Now, at last, it seems that I’m not alone in casting doubt on all this. Ross Gittins, always more sophisticated than the majority of economic commentators, has picked up some remarks by Ric Simes and Mike Keating telling business leaders to stop complaining about their workers’ laziness and start doing what they are supposed to be paid for: promoting innovations that yield genuine improvements in productivity. I’ve quoted at length over the fold, but do go and read the full piece.
Here’s the core of the piece
Simes, now a director of Deloitte Access Economics, formerly of Treasury and economic adviser to Paul Keating as prime minister, wants to see a more sensible discussion about productivity.
Productivity is obviously important and policy should indeed be focused on lifting it.
“But we do need to be careful about what this may mean in a particular circumstance,” he said. One problem is that productivity is being used as a catchcry for myriad causes, often unjustifiably.
Simes agreed with Mike Keating’s trenchant observation that “business associations, some leading employers and their camp followers in the media are insisting that future reforms must focus on alleged labour market rigidities and reductions in taxation, as if these were the most important influences on productivity”.
And while “there is scope for improved labour relations to make a modest contribution to improved productivity … the main responsibility for improvements in that regard lie with employers themselves,” Keating has written.
“The best thing that employers and their trade associations could do is to stop passing the buck to everyone else for their own failings, and get on with making their workplaces more productive using the existing freedoms that they undoubtedly have,” Keating concludes.

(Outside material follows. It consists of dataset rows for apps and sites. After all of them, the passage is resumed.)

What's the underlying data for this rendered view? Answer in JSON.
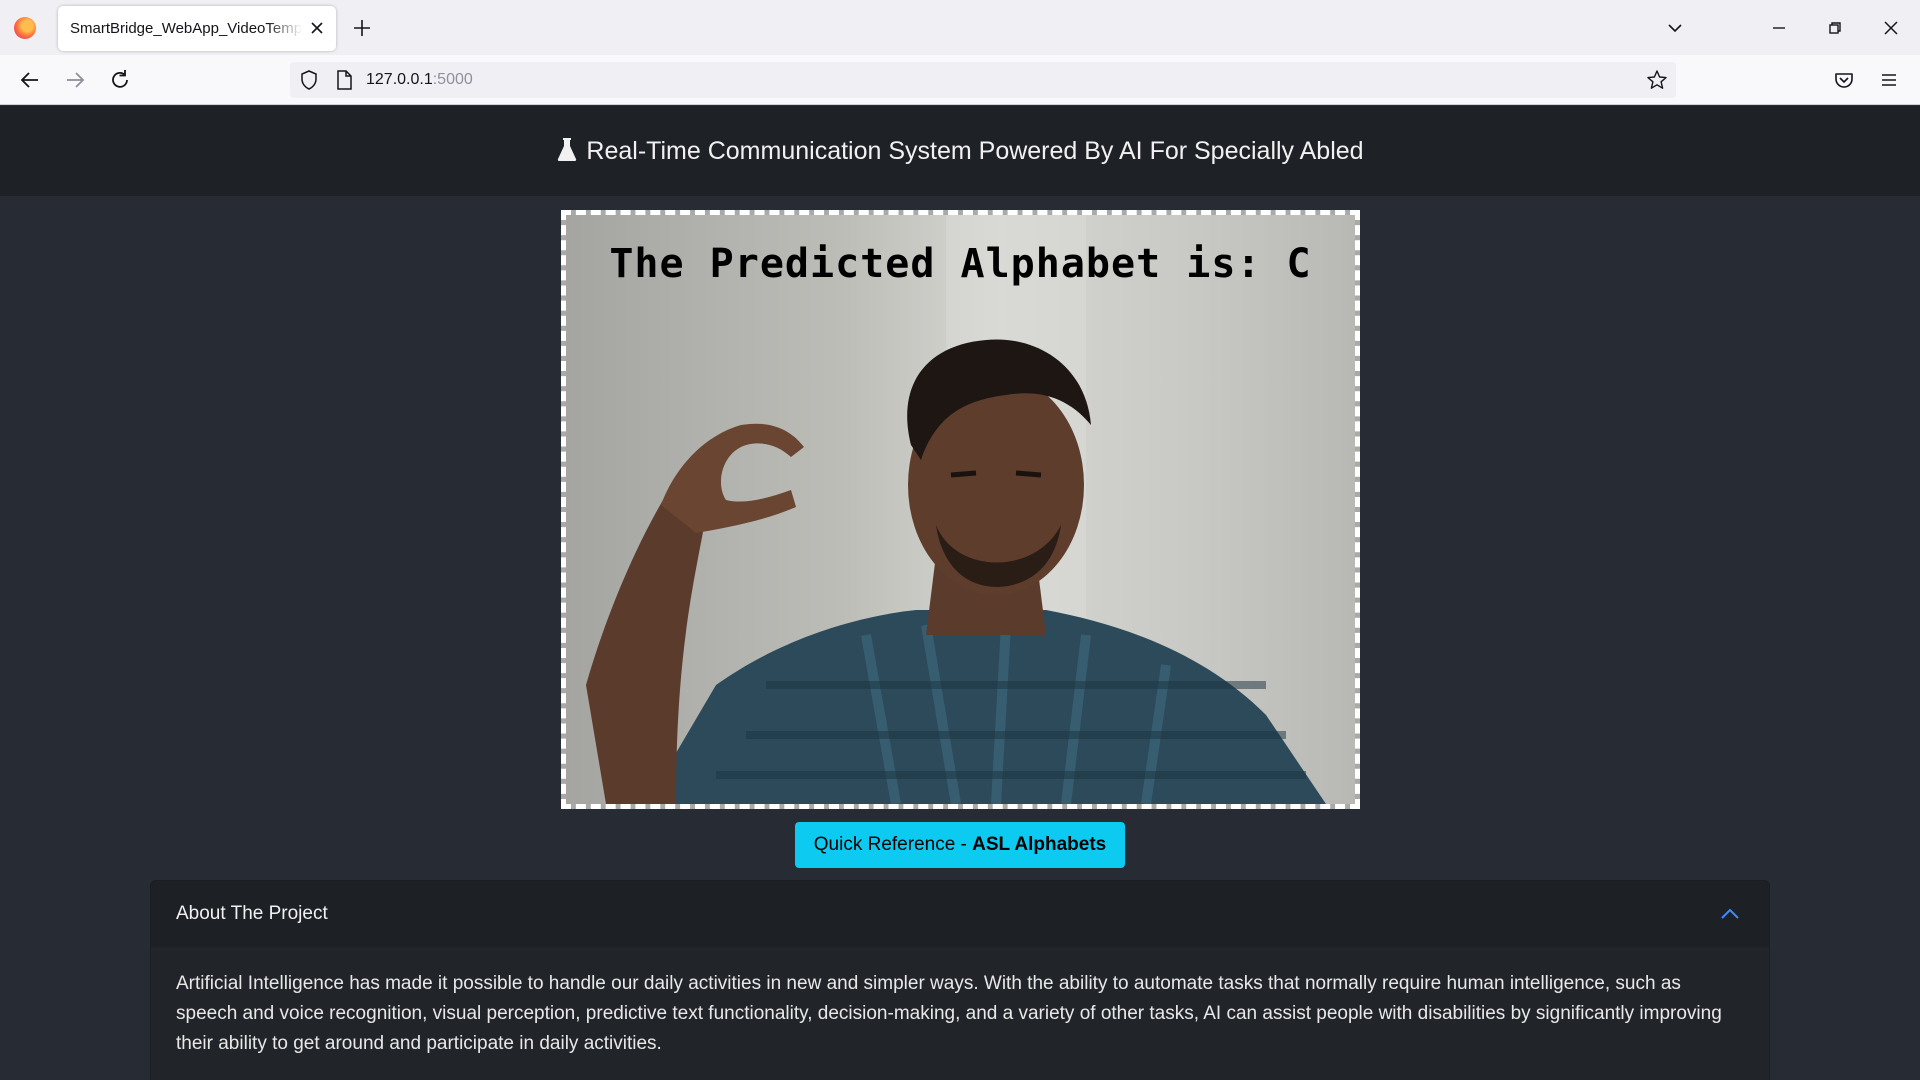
{
  "browser": {
    "tab_title": "SmartBridge_WebApp_VideoTemplate",
    "url_host": "127.0.0.1",
    "url_port": ":5000"
  },
  "header": {
    "title": "Real-Time Communication System Powered By AI For Specially Abled"
  },
  "video": {
    "prediction_text": "The Predicted Alphabet is: C"
  },
  "reference_button": {
    "prefix": "Quick Reference - ",
    "bold": "ASL Alphabets"
  },
  "about": {
    "title": "About The Project",
    "body": "Artificial Intelligence has made it possible to handle our daily activities in new and simpler ways. With the ability to automate tasks that normally require human intelligence, such as speech and voice recognition, visual perception, predictive text functionality, decision-making, and a variety of other tasks, AI can assist people with disabilities by significantly improving their ability to get around and participate in daily activities."
  },
  "colors": {
    "page_bg": "#272b33",
    "header_bg": "#1e2126",
    "button_info": "#0dcaf0",
    "chevron": "#3d8bfd"
  }
}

Simes adds that this is exactly what most businesses try to do. For his evidence, keep reading.
Simes’ second problem with how “productivity” is being used in the debate concerns its measurement. “Productivity is simply a less than perfect measure of economic wellbeing, and having the public debate focus so much on what the Bureau of Statistics reports as productivity can be unhelpful.”
Indeed, Professor John Quiggin, of the University of Queensland, had called productivity an “unhelpful concept”, mainly because of problems with the way the contributions of labour and capital were measured in its calculation.
Simes agreed with Quiggin that we’d be better off using a term that was closely related to productivity, “technological progress” – that is, the introduction of technological innovations such as new products and improved production technologies.